“Anyone could qualify for Rock Steady, including people with severe symptoms,” Dr. Kosa said. “More severe patients who may require a walker or wheelchair can even participate. That’s where the Rock Steady team comes in. They perform an initial evaluation to determine eligibility and the best level of participation.”

Becoming a Contender

Fighting depression and fear, Kent gathered the courage to step outside his comfort zone and called NKCH to schedule an assessment. “I had come to the end of the line of anything I could do except take medicine and try to deal with all the cognitive and physical issues,” he said about making the move. “I thought I’d give the Rock Steady Boxing program a try because I had no other alternative.”

When Kent walked into the workout room for his first class, he wondered if he’d made a mistake in agreeing to give it a try. “There were people with various levels of the disease doing exercises that I thought were pretty basic and that didn’t make any sense to me as being helpful. I remember thinking, ‘I don’t belong here.’ But, he gave it a try. Three stations in, he had to sit down to rest. “It was harder than it looked!” he recalled.

After just one session, Kent was hooked. “I was worn out, but it made me wonder if there was something to this. Every time I went, I got a little stronger and a little more positive. I started to improve physically and cognitively.”

He’s attended Rock Steady classes for about 10 months. “I do as many classes as they will let me do. It’s an encouraging environment to be in. They motivate you to work hard.
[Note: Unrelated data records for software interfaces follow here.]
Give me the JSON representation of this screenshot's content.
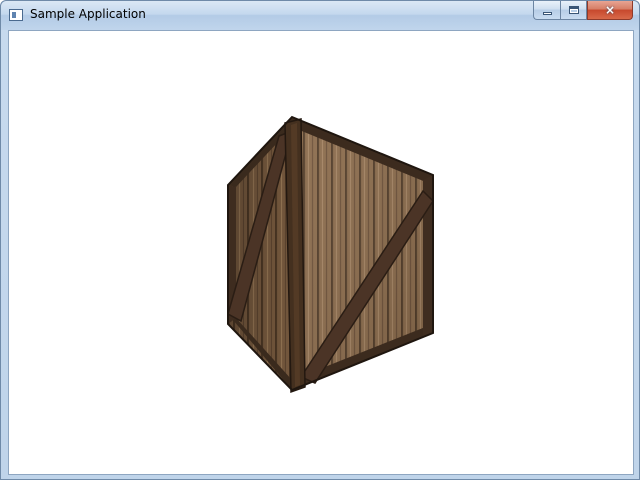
{
  "window": {
    "title": "Sample Application",
    "buttons": {
      "minimize": "minimize",
      "maximize": "maximize",
      "close": "×"
    }
  },
  "scene": {
    "object": "wooden-crate",
    "colors": {
      "wood_light": "#8a6a4a",
      "wood_dark": "#4a3522",
      "strap": "#4b3426",
      "strap_edge": "#2a1d14",
      "background": "#ffffff"
    }
  }
}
I forget I have Parkinson’s when I’m in class.”

Camaraderie is a big part of the program. “Part of the process is being there with other people who have the same thing as you,” Kent noted. “However, we don’t commiserate with each other. We know why we’re there. It’s more that when we’re done with an exercise, we look at each other and know that we’ve put in some work. Everyone has a good spirit. They are upbeat and positive and have a good sense of humor. I look forward to going to class.”

Fighting the Good Fight
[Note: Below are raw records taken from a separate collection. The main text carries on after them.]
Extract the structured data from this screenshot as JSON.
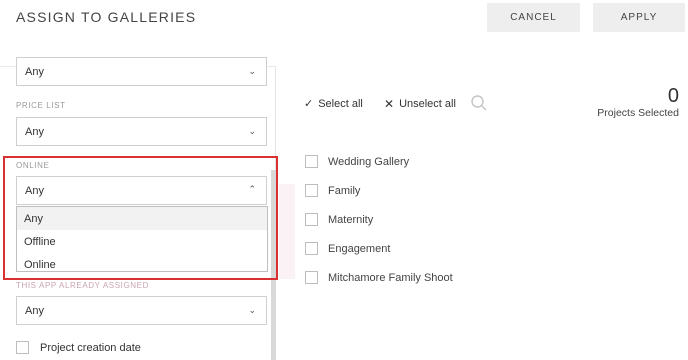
{
  "header": {
    "title": "ASSIGN TO GALLERIES",
    "cancel_label": "CANCEL",
    "apply_label": "APPLY"
  },
  "filters": {
    "first_value": "Any",
    "price_list_label": "PRICE LIST",
    "price_list_value": "Any",
    "online_label": "ONLINE",
    "online_value": "Any",
    "online_options": [
      "Any",
      "Offline",
      "Online"
    ],
    "app_assigned_label": "THIS APP ALREADY ASSIGNED",
    "app_assigned_value": "Any",
    "project_creation_date_label": "Project creation date"
  },
  "toolbar": {
    "select_all_label": "Select all",
    "unselect_all_label": "Unselect all"
  },
  "selection": {
    "count": "0",
    "count_label": "Projects Selected"
  },
  "galleries": [
    "Wedding Gallery",
    "Family",
    "Maternity",
    "Engagement",
    "Mitchamore Family Shoot"
  ],
  "colors": {
    "highlight": "#d93030",
    "button_bg": "#eeeeee"
  }
}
Kent stretching at the parkWhen Kent started Rock Steady, his gait was so limited that he struggled to walk 20 feet without falling. Now, he can walk a few miles most days. He took a trip to Europe last fall. For him, Rock Steady has been a life-changing experience.

“I’m not the same person physically or mentally that I was 10 months ago,” he said. “I walk more, and I walk faster. My sense of smell is back, and I’m stronger. The only symptom I have now is that I still shake, but it’s intermittent. I’m able to do just about anything.”

In fact, after seeing the benefits of Rock Steady, Kent decided to join a few other classes at NKCH. “I do a yoga class twice a week that has really improved my balance, and I recently started a spin class for a little extra cardio.

While Rock Steady Boxing can be beneficial, medication is still a vital part of a treatment plan. Dr. Kosa also recommends adding a physical therapy component. “A dedicated PT program would be helpful, whether that’s through the NKCH outpatient rehabilitation department or an aquatic therapy class,” he said.

Kent has made so much progress in recent months that Dr. Kosa recently told him he could wait a year for the next follow-up appointment.

“My quality of life has improved 100%,” Kent said. “My life is good.”

Our Programs

NKCH offers two therapy programs for people with Parkinson’s.

Rock Steady Boxing

Explore Then, call 816.691.5020 to schedule an assessment for NKCH’s program.

Lee Silverman Voice Treatment

NKCH has several LSVT Big® and LSVT Loud® certified physical, occupational and speech therapists on staff to help treat impaired voice and swallowing caused by Parkinson’s. Explore Then, call 816.691.1795 to find out more about NKCH’s specific program.

People With Parkinson's Get a Fighting Chance